"Audio is by far the fastest-growing medium in the entertainment business, and with over 250 originals and thousands of hours of content, Spotify has one of the largest libraries of unattached IP that exists in the world today and that library is being added to daily," said Chernin Entertainment Chairman and CEO Peter Chernin, in a statement. "This treasure trove of content plus the acceleration of new voices and stories provides an enormous opportunity to transform these addictive stories and IP into content for the screen," he said.
Spotify tells TechCrunch the deal doesn't include any commitment to adapt a certain number of podcasts into video projects, but it believes the volume will be high. Specific deal terms were also not being disclosed, including any possible revenue-sharing details. However, the deal doesn't prevent Spotify from working with other production companies on programs Chernin decides to pass on. It also doesn't specify any marketing or promotional commitments. Those will be handled on a project-by-project basis, Spotify says.

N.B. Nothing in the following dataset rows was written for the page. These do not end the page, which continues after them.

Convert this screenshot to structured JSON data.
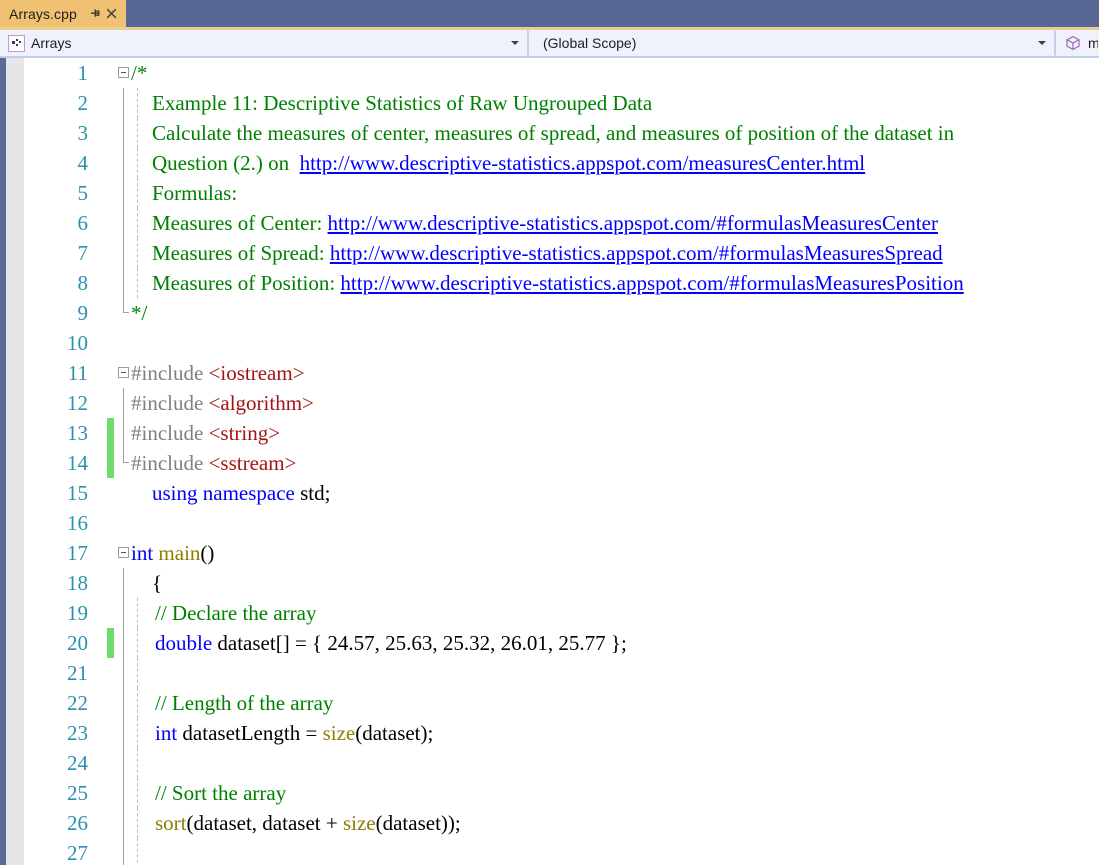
{
  "window": {
    "tab": {
      "title": "Arrays.cpp",
      "pin_icon": "pin-icon",
      "close_icon": "close-icon"
    }
  },
  "navbar": {
    "project": {
      "icon": "project-icon",
      "label": "Arrays"
    },
    "scope": {
      "label": "(Global Scope)"
    },
    "member": {
      "icon": "method-cube-icon",
      "label": "ma"
    }
  },
  "colors": {
    "tab_active_bg": "#f0c173",
    "titlebar_bg": "#586694",
    "navbar_bg": "#eff1fb",
    "edge_strip": "#5c6a97",
    "selection_margin": "#e5e6e9",
    "line_number": "#2b91af",
    "change_bar_saved": "#6ddb6d",
    "comment": "#008000",
    "keyword": "#0000ff",
    "preprocessor": "#808080",
    "header_name": "#a31515",
    "function_name": "#8b8000",
    "link": "#0000ff"
  },
  "editor": {
    "language": "cpp",
    "first_visible_line": 1,
    "last_visible_line": 27,
    "lines": [
      {
        "num": 1,
        "indent": 0,
        "fold": "start",
        "changed": false,
        "tokens": [
          {
            "t": "/*",
            "c": "cmt"
          }
        ]
      },
      {
        "num": 2,
        "indent": 1,
        "fold": "body",
        "changed": false,
        "guide": true,
        "tokens": [
          {
            "t": "Example 11: Descriptive Statistics of Raw Ungrouped Data",
            "c": "cmt"
          }
        ]
      },
      {
        "num": 3,
        "indent": 1,
        "fold": "body",
        "changed": false,
        "guide": true,
        "tokens": [
          {
            "t": "Calculate the measures of center, measures of spread, and measures of position of the dataset in",
            "c": "cmt"
          }
        ]
      },
      {
        "num": 4,
        "indent": 1,
        "fold": "body",
        "changed": false,
        "guide": true,
        "tokens": [
          {
            "t": "Question (2.) on  ",
            "c": "cmt"
          },
          {
            "t": "http://www.descriptive-statistics.appspot.com/measuresCenter.html",
            "c": "lnk"
          }
        ]
      },
      {
        "num": 5,
        "indent": 1,
        "fold": "body",
        "changed": false,
        "guide": true,
        "tokens": [
          {
            "t": "Formulas:",
            "c": "cmt"
          }
        ]
      },
      {
        "num": 6,
        "indent": 1,
        "fold": "body",
        "changed": false,
        "guide": true,
        "tokens": [
          {
            "t": "Measures of Center: ",
            "c": "cmt"
          },
          {
            "t": "http://www.descriptive-statistics.appspot.com/#formulasMeasuresCenter",
            "c": "lnk"
          }
        ]
      },
      {
        "num": 7,
        "indent": 1,
        "fold": "body",
        "changed": false,
        "guide": true,
        "tokens": [
          {
            "t": "Measures of Spread: ",
            "c": "cmt"
          },
          {
            "t": "http://www.descriptive-statistics.appspot.com/#formulasMeasuresSpread",
            "c": "lnk"
          }
        ]
      },
      {
        "num": 8,
        "indent": 1,
        "fold": "body",
        "changed": false,
        "guide": true,
        "tokens": [
          {
            "t": "Measures of Position: ",
            "c": "cmt"
          },
          {
            "t": "http://www.descriptive-statistics.appspot.com/#formulasMeasuresPosition",
            "c": "lnk"
          }
        ]
      },
      {
        "num": 9,
        "indent": 0,
        "fold": "end",
        "changed": false,
        "tokens": [
          {
            "t": "*/",
            "c": "cmt"
          }
        ]
      },
      {
        "num": 10,
        "indent": 0,
        "fold": "none",
        "changed": false,
        "tokens": []
      },
      {
        "num": 11,
        "indent": 0,
        "fold": "start",
        "changed": false,
        "tokens": [
          {
            "t": "#include ",
            "c": "pp"
          },
          {
            "t": "<iostream>",
            "c": "hdr"
          }
        ]
      },
      {
        "num": 12,
        "indent": 0,
        "fold": "body",
        "changed": false,
        "tokens": [
          {
            "t": "#include ",
            "c": "pp"
          },
          {
            "t": "<algorithm>",
            "c": "hdr"
          }
        ]
      },
      {
        "num": 13,
        "indent": 0,
        "fold": "body",
        "changed": true,
        "tokens": [
          {
            "t": "#include ",
            "c": "pp"
          },
          {
            "t": "<string>",
            "c": "hdr"
          }
        ]
      },
      {
        "num": 14,
        "indent": 0,
        "fold": "end",
        "changed": true,
        "tokens": [
          {
            "t": "#include ",
            "c": "pp"
          },
          {
            "t": "<sstream>",
            "c": "hdr"
          }
        ]
      },
      {
        "num": 15,
        "indent": 1,
        "fold": "none",
        "changed": false,
        "tokens": [
          {
            "t": "using namespace ",
            "c": "kw"
          },
          {
            "t": "std;",
            "c": "id"
          }
        ]
      },
      {
        "num": 16,
        "indent": 0,
        "fold": "none",
        "changed": false,
        "tokens": []
      },
      {
        "num": 17,
        "indent": 0,
        "fold": "start",
        "changed": false,
        "tokens": [
          {
            "t": "int ",
            "c": "kw"
          },
          {
            "t": "main",
            "c": "fn"
          },
          {
            "t": "()",
            "c": "punct"
          }
        ]
      },
      {
        "num": 18,
        "indent": 1,
        "fold": "body",
        "changed": false,
        "tokens": [
          {
            "t": "{",
            "c": "punct"
          }
        ]
      },
      {
        "num": 19,
        "indent": 2,
        "fold": "body",
        "changed": false,
        "guide": true,
        "tokens": [
          {
            "t": "// Declare the array",
            "c": "cmt"
          }
        ]
      },
      {
        "num": 20,
        "indent": 2,
        "fold": "body",
        "changed": true,
        "guide": true,
        "tokens": [
          {
            "t": "double ",
            "c": "kw"
          },
          {
            "t": "dataset[] = { 24.57, 25.63, 25.32, 26.01, 25.77 };",
            "c": "id"
          }
        ]
      },
      {
        "num": 21,
        "indent": 0,
        "fold": "body",
        "changed": false,
        "guide": true,
        "tokens": []
      },
      {
        "num": 22,
        "indent": 2,
        "fold": "body",
        "changed": false,
        "guide": true,
        "tokens": [
          {
            "t": "// Length of the array",
            "c": "cmt"
          }
        ]
      },
      {
        "num": 23,
        "indent": 2,
        "fold": "body",
        "changed": false,
        "guide": true,
        "tokens": [
          {
            "t": "int ",
            "c": "kw"
          },
          {
            "t": "datasetLength = ",
            "c": "id"
          },
          {
            "t": "size",
            "c": "fn"
          },
          {
            "t": "(dataset);",
            "c": "id"
          }
        ]
      },
      {
        "num": 24,
        "indent": 0,
        "fold": "body",
        "changed": false,
        "guide": true,
        "tokens": []
      },
      {
        "num": 25,
        "indent": 2,
        "fold": "body",
        "changed": false,
        "guide": true,
        "tokens": [
          {
            "t": "// Sort the array",
            "c": "cmt"
          }
        ]
      },
      {
        "num": 26,
        "indent": 2,
        "fold": "body",
        "changed": false,
        "guide": true,
        "tokens": [
          {
            "t": "sort",
            "c": "fn"
          },
          {
            "t": "(dataset, dataset + ",
            "c": "id"
          },
          {
            "t": "size",
            "c": "fn"
          },
          {
            "t": "(dataset));",
            "c": "id"
          }
        ]
      },
      {
        "num": 27,
        "indent": 0,
        "fold": "body",
        "changed": false,
        "guide": true,
        "tokens": []
      }
    ]
  }
}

Spotify's library of 250 original shows, as well as those it continues to release in the weeks and months ahead, will remain at the center of this agreement, but there may be scenarios where the companies also collaborate on adaptations beyond that group, Spotify tells us.
The aim is to discover what sorts of programs translate well into movies and TV. On this front, Spotify says it believes its diversity of content, ability to analyze data and creator access will be to its advantage.
The Spotify original podcast library today includes popular shows across a variety of genres, which is a key asset in this deal. In addition, Spotify will be able to tap into data on how well shows are performing thanks to its prior development of specialized tools for analytics.
For example, Spotify currently allows podcasters to track their own show's performance and other anonymized audience data through the Spotify for Podcasters service. Now, the company will be able to use this same data set to help identify possible adaptations that would do well. Because Spotify also owns several of the podcast production companies, it can also help work to identify creators with vision who may be better-suited to help with larger adaptations of this nature.
This is not the first time Spotify's podcast content has been turned into movies or TV. The company today has nearly a dozen projects in various stages of completion, including the adaptation of "Homecoming" for Amazon Prime Video, plus upcoming projects like "The Two Princes" for HBO Max and "The Horror of Dolores Roach" for Prime Video.
Spotify and Chernin aren't announcing any of the first projects that will result from this deal today but, given standard development and production timelines, 2021 would be the very earliest that such content would make its debut.
"At Spotify, we believe that the extraordinary growth of audio will continue to attract the world’s great creators and make podcasts a premier destination for original IP," said Spotify Chief Content and Advertising Business Officer Dawn Ostroff, in an announcement. "As we continue to expand our content ambitions, we are thrilled to collaborate with Peter Chernin, who, along with his exceptional team, are the perfect partners to help us share these stories with audiences across mediums and around the world. Together, we can usher in a new era for podcasts as source material," she said.